The record reveals material facts in dispute concerning whether Kirkpatrick Insurance Agency was acting as the agent of appellant, Daniel P. Brown, or of appellees. FMGA was a designated agency for Dealers Insurance Company, and FMGA had a contractual relationship with Kirkpatrick Insurance Agency for the placing of insurance.
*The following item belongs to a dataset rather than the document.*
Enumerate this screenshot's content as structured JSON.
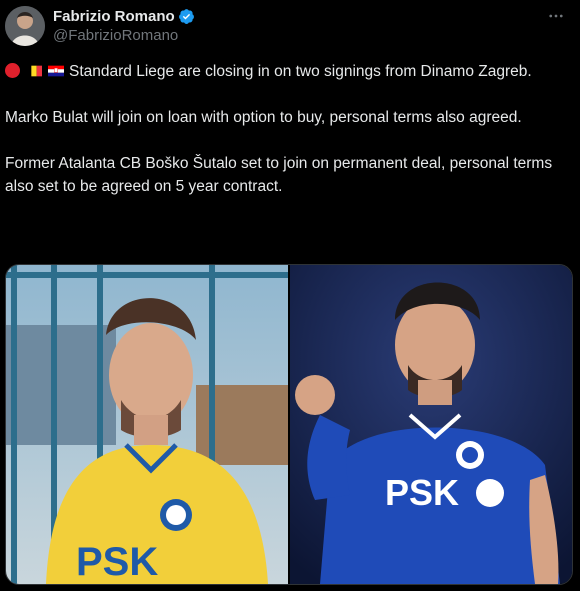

It cannot be said as a matter of law that Kirkpatrick Insurance Agency was at all times acting as the agent for appellant [the insured] and was not acting within the real or apparent scope of authority from FMGA.

Id. at 909.

[14] Cf. T & R Store Fixtures, Inc. v. Travelers Ins. Co., 621 So. 2d 1388, 1389 (Fla. 3d DCA 1993) (finding that "mere acceptance by the insurer of prior premium payments transmitted by the broker on its checks" did not have legal effect of signaling insured that its insurance broker had actual or apparent authority to collect premiums as an agent of the insurer).

[15] In reaching this conclusion, we are also mindful of the general rule that forfeitures of insurance policies are disfavored in Florida. Johnson, 52 So. 2d at 815; accord Boca Raton Community Hosp. v. Brucker, 695 So. 2d 911, 912 (Fla. 4th DCA 1997); LeMaster v. USAA Life Ins. Co., 922 F. Supp. 581, 585 (M.D.Fla.1996).